Downtown Wilmington. (Chris Mays/Reformer file photo)

WILMINGTON -- With Governor Peter Shumlin asking for $500,000 more in downtown development tax credits in the state budget, it seems it is a good time to be part of the Vermont Downtown Program.

"That would be good news," said Wilmington Town Manager Scott Murphy.

Last month, the Department of Housing and Community Development hosted a hearing on a proposed downtown redevelopment rule. Murphy testified on behalf of Wilmington.

If enacted, it would allow business owners or developers the opportunity to be exempt from paying sales tax on anything that goes beyond $250,000.

Applicants would be required to fill out a single-page form and send it to the Downtown Program for review. A committee would make sure the efforts were under way in the designated downtown. The applicant would be required to pay $15,000 to the Department of Taxes and then receive a tax exempt ticket.

"Everything you pay from there on would be sales tax free," said Murphy. "If you had a $350,000 project, you'd only have to pay sales tax on the first $250,000. The rest would be tax free."

Dot's Restaurant, which returned to Main Street last month, is a business that could have benefited from this law. Having spent about $1 million in redeveloping their building, its owners would have been eligible for tax exemption on $750,000 of its building purchases.

According to a document from the Department of Housing and Community Development, the rule "exempts from sales and use taxes certain building materials that are ‘incorporated into a downtown redevelopment project as defined by rule of the Commissioner of the Department of Housing and Community Affairs.'"

The law was established in 1997 but had not been adopted due to the lack of a clear definition for downtown redevelopment projects. Now, towns receive downtown designations through the Downtown Program.

The public hearing had been part of an effort to allow projects to make use of this proposed statutory benefit.

"By reducing the cost of construction materials, this rule will encourage downtown redevelopment projects. Increased construction activity in designated downtown designations will improve property values and encourage additional compact development," stated the document issued before the hearing.

Wilmington received approval for its downtown designation last year.

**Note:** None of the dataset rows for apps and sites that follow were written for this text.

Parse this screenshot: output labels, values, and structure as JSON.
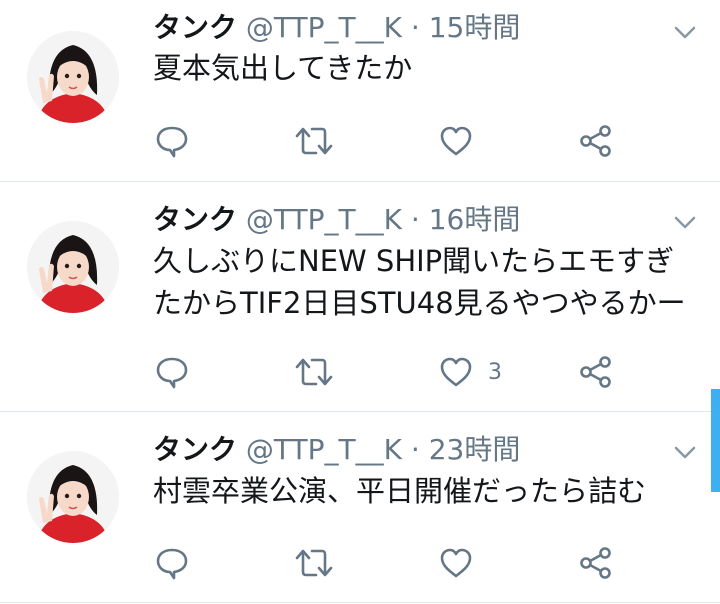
{
  "tweets": [
    {
      "name": "タンク",
      "handle": "@TTP_T__K",
      "separator": "·",
      "time": "15時間",
      "lines": [
        "夏本気出してきたか"
      ],
      "like_count": ""
    },
    {
      "name": "タンク",
      "handle": "@TTP_T__K",
      "separator": "·",
      "time": "16時間",
      "lines": [
        "久しぶりにNEW SHIP聞いたらエモすぎ",
        "たからTIF2日目STU48見るやつやるかー"
      ],
      "like_count": "3"
    },
    {
      "name": "タンク",
      "handle": "@TTP_T__K",
      "separator": "·",
      "time": "23時間",
      "lines": [
        "村雲卒業公演、平日開催だったら詰む"
      ],
      "like_count": ""
    }
  ],
  "icons": [
    "reply-icon",
    "retweet-icon",
    "like-icon",
    "share-icon",
    "chevron-down-icon"
  ],
  "colors": {
    "icon": "#657786",
    "accent": "#1da1f2",
    "divider": "#e1e8ed"
  }
}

The downtown group Wilmington Works was established shortly thereafter.

Murphy was hopeful that the statute would be adopted by the middle of March.

"I think it would be a great program to have," he said. "They're hoping to fast track it through."

Chris Mays can be reached at 802-254-2311, ext. 273, or cmays@reformer.com. Follow Chris on Twitter @CMaysReformer.